The last issue we discovered involves the user configuration. When changing the password, the interface prompts the user for the old password. However, any input given would have resulted in an error message “wrong password”, even if the correct password were entered. This message did not appear if no password were entered. This bug was present with new users who had not yet changed their password. Once the initial password had been changed, the functionality worked properly. This has some nasty consequences, because it enables a hacker to use a Cross Site Request Forgery (CSRF) attack. A CSRF is an attack whereby an attacker forges a link, which does more than a user expects. In this case, it would change the password, since the old password was not needed. If the user clicked on this link, the password would be changed without the knowledge of the user. This vulnerability, along with the bug mentioned above, is no longer present in version 6.0.5.
As mentioned at the start of this article, both products are safe. None of the issues were highly critical and can be solved by updating the software or configuring it correctly.
Security is a dynamic concept. Researchers will always find vulnerabilities. No functional product is secure. What matters is the will and the ability of a manufacturer to update their products in response to found vulnerabilities. Our cooperation with MB Connect Line is a textbox example for a result-driven communication between a company and a third-party researcher.
Our final recommendation would be to improve the communication from MB Connect Line to its end users, with more detailed change logs. This may persuade the end user to install the updates to their software & firmware.
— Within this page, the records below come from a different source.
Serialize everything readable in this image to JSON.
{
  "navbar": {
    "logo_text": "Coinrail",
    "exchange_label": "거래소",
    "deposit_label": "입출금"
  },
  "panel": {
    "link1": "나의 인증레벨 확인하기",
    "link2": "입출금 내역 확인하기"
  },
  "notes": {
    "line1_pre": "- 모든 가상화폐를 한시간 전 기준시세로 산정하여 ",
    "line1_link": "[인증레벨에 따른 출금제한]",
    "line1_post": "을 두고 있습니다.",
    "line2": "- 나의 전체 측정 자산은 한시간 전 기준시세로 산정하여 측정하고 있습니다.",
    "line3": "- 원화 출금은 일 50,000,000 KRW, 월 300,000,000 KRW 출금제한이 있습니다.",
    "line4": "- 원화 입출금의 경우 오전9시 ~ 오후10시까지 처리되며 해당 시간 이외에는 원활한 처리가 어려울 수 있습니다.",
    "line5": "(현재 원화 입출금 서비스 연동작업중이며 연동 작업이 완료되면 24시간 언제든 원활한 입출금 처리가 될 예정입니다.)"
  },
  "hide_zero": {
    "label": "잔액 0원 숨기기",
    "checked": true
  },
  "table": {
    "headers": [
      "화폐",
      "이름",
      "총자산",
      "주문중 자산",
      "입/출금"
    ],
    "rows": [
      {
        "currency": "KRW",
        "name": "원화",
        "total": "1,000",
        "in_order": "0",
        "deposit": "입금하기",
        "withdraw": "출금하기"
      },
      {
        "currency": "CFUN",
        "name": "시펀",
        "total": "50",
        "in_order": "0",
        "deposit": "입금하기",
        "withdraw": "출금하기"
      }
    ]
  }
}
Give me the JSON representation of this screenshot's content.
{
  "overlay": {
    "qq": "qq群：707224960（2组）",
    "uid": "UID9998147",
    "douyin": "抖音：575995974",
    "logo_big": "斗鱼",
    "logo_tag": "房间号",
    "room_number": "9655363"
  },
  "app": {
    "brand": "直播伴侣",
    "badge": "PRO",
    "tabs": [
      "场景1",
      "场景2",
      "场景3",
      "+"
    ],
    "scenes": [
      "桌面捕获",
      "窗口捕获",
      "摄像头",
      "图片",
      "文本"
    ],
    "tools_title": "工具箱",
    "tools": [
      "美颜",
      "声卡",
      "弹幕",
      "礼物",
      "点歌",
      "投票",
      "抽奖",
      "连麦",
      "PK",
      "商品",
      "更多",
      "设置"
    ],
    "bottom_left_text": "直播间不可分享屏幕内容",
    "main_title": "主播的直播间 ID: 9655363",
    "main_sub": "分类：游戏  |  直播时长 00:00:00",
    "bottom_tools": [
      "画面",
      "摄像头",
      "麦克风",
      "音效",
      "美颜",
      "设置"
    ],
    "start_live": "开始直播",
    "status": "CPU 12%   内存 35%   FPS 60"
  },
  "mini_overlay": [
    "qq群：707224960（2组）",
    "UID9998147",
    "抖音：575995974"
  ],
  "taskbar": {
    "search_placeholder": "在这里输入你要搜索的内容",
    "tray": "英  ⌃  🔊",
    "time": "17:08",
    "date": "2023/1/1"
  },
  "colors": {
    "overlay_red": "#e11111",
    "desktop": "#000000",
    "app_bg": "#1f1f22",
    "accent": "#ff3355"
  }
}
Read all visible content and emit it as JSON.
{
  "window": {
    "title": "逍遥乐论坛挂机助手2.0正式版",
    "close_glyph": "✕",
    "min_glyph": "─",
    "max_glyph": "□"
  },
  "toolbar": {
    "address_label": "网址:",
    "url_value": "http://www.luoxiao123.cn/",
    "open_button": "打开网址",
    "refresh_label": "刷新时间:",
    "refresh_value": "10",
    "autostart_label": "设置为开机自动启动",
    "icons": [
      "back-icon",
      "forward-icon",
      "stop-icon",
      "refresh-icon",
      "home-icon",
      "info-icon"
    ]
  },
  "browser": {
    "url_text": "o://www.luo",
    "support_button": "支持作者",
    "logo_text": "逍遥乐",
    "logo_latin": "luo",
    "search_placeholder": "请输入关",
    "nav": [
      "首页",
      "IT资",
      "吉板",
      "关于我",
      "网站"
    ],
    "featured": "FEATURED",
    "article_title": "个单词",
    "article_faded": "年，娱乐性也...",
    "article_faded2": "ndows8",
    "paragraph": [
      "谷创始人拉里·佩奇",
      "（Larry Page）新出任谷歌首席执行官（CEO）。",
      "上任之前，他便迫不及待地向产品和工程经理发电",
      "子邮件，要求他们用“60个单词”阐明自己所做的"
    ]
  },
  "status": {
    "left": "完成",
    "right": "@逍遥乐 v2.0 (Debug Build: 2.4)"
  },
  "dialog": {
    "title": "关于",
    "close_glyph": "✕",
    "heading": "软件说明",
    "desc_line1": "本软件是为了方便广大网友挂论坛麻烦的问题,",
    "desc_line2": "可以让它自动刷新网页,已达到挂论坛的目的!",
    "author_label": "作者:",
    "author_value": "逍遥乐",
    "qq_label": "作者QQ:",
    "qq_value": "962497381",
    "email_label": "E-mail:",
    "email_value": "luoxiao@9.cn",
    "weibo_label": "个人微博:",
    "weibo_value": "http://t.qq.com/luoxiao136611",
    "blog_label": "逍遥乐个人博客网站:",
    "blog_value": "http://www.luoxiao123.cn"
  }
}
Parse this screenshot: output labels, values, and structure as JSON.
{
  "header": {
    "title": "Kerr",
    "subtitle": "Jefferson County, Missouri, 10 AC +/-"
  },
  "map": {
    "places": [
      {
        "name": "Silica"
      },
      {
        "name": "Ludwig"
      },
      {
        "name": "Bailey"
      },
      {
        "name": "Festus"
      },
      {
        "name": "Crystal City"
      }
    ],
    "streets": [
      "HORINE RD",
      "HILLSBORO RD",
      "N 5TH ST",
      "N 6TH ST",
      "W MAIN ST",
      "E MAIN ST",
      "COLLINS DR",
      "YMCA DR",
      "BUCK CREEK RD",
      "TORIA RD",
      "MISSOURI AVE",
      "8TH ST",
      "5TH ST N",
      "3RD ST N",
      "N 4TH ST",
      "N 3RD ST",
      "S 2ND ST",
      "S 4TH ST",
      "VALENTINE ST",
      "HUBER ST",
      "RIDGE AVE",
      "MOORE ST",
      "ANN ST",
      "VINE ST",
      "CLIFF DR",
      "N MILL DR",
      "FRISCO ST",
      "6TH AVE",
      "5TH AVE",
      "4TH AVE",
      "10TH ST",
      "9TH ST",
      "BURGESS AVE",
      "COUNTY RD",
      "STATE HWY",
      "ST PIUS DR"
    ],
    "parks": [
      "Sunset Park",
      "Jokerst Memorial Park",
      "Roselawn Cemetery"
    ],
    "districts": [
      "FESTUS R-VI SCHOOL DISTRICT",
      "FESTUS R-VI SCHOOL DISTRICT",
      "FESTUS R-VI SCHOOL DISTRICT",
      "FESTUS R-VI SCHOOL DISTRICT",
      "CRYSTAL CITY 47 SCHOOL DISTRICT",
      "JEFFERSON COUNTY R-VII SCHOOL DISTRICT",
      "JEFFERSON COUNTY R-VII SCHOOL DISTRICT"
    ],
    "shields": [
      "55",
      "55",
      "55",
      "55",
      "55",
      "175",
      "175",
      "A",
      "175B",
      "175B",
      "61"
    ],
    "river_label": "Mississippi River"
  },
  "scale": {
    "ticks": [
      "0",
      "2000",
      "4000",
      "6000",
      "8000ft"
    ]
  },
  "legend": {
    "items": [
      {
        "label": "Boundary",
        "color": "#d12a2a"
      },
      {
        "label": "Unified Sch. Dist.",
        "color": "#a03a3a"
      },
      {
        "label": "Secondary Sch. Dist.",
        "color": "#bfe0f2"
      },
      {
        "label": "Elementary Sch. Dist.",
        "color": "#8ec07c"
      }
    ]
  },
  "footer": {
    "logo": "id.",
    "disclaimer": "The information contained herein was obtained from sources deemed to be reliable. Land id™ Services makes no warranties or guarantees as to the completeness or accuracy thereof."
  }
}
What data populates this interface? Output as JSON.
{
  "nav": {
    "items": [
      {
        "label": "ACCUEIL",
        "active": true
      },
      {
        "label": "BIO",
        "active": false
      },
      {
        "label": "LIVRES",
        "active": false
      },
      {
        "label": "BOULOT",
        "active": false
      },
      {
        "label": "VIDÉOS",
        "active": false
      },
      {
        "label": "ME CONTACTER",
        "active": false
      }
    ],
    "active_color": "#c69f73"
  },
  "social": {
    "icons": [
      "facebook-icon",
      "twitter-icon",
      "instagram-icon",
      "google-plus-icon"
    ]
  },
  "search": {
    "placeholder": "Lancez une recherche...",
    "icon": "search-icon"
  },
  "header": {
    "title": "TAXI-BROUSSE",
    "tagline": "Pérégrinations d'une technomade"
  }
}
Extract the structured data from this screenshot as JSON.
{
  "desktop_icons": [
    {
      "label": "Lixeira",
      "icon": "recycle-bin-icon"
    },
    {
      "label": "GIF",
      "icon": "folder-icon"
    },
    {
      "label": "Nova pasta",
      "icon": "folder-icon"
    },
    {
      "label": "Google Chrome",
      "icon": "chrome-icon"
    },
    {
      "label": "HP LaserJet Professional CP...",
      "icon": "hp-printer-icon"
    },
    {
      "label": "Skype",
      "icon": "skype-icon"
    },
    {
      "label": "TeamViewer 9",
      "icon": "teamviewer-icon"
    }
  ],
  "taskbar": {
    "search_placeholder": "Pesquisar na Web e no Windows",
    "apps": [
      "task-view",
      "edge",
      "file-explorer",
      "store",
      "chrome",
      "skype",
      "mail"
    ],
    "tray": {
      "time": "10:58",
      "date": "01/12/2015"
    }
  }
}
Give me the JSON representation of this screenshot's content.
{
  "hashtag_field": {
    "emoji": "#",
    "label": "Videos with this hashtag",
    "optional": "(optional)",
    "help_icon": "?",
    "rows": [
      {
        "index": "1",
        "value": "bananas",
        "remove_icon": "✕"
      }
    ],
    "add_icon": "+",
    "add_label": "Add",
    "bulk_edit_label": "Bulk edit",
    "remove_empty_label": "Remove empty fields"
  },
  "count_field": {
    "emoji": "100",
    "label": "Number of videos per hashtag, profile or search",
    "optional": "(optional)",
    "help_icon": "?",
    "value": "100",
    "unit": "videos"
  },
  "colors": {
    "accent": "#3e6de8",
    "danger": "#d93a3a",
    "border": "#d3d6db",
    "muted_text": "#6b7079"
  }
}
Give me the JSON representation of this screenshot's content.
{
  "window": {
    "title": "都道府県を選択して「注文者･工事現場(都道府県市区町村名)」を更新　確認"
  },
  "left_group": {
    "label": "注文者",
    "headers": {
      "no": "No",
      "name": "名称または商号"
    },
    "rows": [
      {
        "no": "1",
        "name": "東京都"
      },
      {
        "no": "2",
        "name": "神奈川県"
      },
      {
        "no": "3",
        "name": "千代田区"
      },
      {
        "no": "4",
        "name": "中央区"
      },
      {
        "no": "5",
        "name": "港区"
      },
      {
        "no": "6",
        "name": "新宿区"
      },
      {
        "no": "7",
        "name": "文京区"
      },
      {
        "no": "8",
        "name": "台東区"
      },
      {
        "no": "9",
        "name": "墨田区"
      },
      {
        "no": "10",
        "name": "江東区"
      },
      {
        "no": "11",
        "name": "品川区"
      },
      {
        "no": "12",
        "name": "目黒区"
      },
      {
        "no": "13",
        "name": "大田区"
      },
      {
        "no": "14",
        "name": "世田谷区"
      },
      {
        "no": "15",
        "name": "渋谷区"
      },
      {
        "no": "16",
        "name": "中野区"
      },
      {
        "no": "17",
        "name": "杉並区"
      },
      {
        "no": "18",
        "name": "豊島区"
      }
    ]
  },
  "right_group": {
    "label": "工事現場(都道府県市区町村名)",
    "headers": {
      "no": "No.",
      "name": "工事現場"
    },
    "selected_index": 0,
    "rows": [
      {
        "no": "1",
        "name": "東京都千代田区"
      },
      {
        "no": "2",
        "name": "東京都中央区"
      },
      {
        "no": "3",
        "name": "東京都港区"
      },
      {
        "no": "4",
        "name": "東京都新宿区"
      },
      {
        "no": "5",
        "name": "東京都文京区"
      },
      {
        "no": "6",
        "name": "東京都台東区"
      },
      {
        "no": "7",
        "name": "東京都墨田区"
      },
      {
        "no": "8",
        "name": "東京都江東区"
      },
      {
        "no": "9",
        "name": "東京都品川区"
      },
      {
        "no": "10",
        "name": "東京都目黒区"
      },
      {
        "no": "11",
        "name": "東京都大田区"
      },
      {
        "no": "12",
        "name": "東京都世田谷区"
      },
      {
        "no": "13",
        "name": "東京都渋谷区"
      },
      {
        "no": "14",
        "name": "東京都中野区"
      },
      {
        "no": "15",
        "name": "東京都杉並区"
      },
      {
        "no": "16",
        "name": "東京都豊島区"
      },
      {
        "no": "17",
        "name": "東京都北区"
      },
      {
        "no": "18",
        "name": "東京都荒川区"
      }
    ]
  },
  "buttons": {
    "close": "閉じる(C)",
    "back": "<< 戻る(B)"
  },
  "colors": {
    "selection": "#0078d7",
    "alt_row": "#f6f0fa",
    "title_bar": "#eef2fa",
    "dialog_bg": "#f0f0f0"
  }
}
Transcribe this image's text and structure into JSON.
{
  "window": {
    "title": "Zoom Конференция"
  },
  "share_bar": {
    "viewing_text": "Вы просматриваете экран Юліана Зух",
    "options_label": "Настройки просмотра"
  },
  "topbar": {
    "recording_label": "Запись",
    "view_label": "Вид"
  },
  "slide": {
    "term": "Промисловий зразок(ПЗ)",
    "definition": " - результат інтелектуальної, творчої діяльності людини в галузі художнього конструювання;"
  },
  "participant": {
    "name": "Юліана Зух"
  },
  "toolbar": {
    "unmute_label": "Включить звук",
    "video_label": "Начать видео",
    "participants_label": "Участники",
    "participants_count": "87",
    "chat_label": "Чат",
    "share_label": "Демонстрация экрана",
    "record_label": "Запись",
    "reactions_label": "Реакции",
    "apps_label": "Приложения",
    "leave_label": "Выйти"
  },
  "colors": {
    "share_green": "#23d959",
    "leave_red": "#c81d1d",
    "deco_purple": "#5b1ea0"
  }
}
We would like to thank MB Connect Line and Inelmatec, in particular Jean-Paul Verheylewegen and Koenraad De Can, to give us the opportunity to test these devices and software and the permission to write this report.
Tinus Umans & Tijl Deneut